In order to help faculty prepare to continue face-to-face classes online during an emergency flu situation, OIT Academic Computing recently offered some training sessions on the Luminis Course Studio tools. Yet what I know about people and technology adoption is that they are not likely to start using a new technology for preventative purposes. People are more likely to start using something new if they can see some immediate value in it. It occurred to me that there is much everyday practical and pedagogical value in using the Luminis Course Studio tools, or Blackboard, to support a face-to-face class; and that faculty may be more attracted to using these tools if they were aware of the everyday advantages.
I wanted to use the renewed interest in Luminis Course Studio, peaked by H1N1 concerns, to share the everyday advantages. When listing the advantages, I was reminded of Chickering and Gamson’s Seven Principles for Good Practice in Undergraduate Education. Using either Luminis or Blackboard provides several means for faculty to apply these principles to their course.
Chickering and Gamson propose that these seven principles can improve teaching and learning:
1. Encourages Contact Between Students and Faculty – The communication tools (email, chat, discussion) can help facilitate out-of-class contact between faculty and students. This is good for the student, who can ask for help outside of office hours. Also good for faculty, who can respond at his/her convenience.
2. Develops Reciprocity and Communication Between Students – Discussion and message boards are great for this purpose. Students can post thoughts and questions about the course or the content. Other students can respond and answer questions. This type of student collaboration is easily achieved with a discussion board topic dedicated to student questions (often called a Student Café topic) and enhances learning and feelings of connectedness.
3. Encourages Active Learning – students learn more when they can discuss what they are learning, relate it to their lives, and/or write about it. Again, online discussion boards provide a way to continue active learning outside of class time. Providing web resources and URLs also provide a way for students’ to investigate topics outside of class.
4. Gives Prompt Feedback – Using the online gradebook in Blackboard will help you regularly communicate your students’ progress to them. I’ve been in several online courses where I’ve been able to post portions of my assignments before the due date to receive feedback from the instructor and other students. It’s extremely helpful and empowering. Discussion boards and blogs also allow students to reflect on their learning: self-feedback.

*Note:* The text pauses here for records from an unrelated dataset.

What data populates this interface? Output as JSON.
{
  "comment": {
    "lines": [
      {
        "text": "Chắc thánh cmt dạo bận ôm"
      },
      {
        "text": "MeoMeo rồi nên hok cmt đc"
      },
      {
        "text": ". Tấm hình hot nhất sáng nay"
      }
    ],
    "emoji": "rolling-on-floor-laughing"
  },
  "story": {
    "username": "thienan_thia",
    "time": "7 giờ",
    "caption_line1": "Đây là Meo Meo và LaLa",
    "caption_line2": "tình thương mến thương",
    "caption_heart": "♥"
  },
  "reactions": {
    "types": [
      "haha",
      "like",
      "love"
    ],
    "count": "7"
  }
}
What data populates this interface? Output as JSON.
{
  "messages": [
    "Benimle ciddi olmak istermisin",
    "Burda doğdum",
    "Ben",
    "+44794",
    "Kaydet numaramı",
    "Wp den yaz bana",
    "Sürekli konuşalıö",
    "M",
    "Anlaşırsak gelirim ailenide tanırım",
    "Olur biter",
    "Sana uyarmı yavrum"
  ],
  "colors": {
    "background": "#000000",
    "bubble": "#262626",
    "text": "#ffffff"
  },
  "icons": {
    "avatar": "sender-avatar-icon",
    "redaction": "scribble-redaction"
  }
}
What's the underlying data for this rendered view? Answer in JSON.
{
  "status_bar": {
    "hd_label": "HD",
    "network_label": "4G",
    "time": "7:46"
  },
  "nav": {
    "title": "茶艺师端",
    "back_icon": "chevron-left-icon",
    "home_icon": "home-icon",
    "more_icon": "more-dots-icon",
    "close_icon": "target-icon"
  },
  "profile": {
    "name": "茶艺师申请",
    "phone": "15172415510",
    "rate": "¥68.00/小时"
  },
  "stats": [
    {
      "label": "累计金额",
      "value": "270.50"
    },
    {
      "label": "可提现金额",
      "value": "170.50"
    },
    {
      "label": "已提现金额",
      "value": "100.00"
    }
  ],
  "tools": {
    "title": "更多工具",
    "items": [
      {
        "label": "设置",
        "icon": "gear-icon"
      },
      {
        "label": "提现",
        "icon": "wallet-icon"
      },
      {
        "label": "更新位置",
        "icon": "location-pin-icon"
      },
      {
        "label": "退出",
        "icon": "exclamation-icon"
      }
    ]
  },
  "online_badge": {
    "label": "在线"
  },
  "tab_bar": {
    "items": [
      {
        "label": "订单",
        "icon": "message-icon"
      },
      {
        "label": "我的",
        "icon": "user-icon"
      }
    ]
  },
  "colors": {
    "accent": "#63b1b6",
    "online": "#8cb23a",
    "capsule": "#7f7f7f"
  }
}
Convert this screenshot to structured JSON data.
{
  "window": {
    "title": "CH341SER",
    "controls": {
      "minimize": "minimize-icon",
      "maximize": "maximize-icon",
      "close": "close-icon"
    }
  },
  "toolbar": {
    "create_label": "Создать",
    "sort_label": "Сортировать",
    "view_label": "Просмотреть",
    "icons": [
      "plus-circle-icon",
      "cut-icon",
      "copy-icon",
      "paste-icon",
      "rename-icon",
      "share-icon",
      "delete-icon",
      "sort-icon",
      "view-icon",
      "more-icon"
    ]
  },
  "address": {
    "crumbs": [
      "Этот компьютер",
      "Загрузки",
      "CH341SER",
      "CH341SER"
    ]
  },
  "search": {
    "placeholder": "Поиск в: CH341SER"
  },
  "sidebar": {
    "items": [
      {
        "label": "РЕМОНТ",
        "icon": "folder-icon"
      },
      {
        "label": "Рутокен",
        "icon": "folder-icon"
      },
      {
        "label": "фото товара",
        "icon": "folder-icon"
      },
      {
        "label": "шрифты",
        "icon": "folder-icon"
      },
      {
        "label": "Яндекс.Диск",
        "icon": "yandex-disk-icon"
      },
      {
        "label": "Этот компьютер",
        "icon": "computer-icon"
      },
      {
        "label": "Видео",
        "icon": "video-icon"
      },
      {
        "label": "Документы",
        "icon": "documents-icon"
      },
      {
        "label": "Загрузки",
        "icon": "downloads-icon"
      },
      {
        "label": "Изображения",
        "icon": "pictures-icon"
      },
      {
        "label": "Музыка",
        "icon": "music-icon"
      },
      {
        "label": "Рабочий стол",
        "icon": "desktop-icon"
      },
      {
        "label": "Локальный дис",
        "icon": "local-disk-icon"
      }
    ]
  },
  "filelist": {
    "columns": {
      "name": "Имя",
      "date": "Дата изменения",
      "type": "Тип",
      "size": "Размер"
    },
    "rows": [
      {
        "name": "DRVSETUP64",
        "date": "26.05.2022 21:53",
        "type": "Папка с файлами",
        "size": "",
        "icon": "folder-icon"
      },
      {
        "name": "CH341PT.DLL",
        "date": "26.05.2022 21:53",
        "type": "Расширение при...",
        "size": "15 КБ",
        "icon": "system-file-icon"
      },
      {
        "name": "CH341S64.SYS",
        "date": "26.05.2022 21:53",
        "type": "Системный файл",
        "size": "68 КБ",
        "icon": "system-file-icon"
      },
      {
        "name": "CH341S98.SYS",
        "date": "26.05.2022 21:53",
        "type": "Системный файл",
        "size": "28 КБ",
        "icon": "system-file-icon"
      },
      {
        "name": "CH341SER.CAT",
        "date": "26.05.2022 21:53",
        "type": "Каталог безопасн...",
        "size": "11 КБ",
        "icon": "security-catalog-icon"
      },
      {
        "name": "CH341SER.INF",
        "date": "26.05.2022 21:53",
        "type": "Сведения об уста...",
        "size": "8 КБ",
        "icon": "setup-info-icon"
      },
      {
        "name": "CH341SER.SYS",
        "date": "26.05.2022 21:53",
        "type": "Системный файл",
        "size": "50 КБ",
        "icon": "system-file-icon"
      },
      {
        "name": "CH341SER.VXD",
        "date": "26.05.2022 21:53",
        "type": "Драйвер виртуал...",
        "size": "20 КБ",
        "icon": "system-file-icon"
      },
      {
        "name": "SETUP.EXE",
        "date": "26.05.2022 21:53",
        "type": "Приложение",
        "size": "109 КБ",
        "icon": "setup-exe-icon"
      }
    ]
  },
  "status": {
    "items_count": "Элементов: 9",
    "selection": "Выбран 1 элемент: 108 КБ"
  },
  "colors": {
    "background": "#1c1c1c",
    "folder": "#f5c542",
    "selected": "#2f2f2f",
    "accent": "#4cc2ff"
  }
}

Online quizzes (for grade or just for practice) are another way to build a continuum of assessment in your course and to allow students to gauge their progress.
5. Emphasizes Time on Task – The announcements tools in Blackboard and Luminis can allow you to spend more class time on material. Save class announcements, schedule changes, due-date reminders and other administrative business for online announcements so that you can get down to business right at the start of class. Use the discussion board to address frequently asked questions rather than spending class time or answering multiple times for multiple students.
6. Communicates High Expectations – I can’t think of any specific tool in Luminis or Blackboard designed to help you achieve this. Perhaps the rubric tool, or attaching goals to online content.
7. Respects Diverse Talents and Ways of Learning – Students may benefit from viewing your slides a second time. Others may appreciate that you posted visuals or transcripts of your lecture online. Shy or thoughtful students may be more active in an online discussion than in a face-to-face discussion.
If I still haven’t sold you on using an online tool to support your course… consider how posting all your paper materials online in digital form will reduce the weight of your bag. And result in more trees and fewer paper cuts!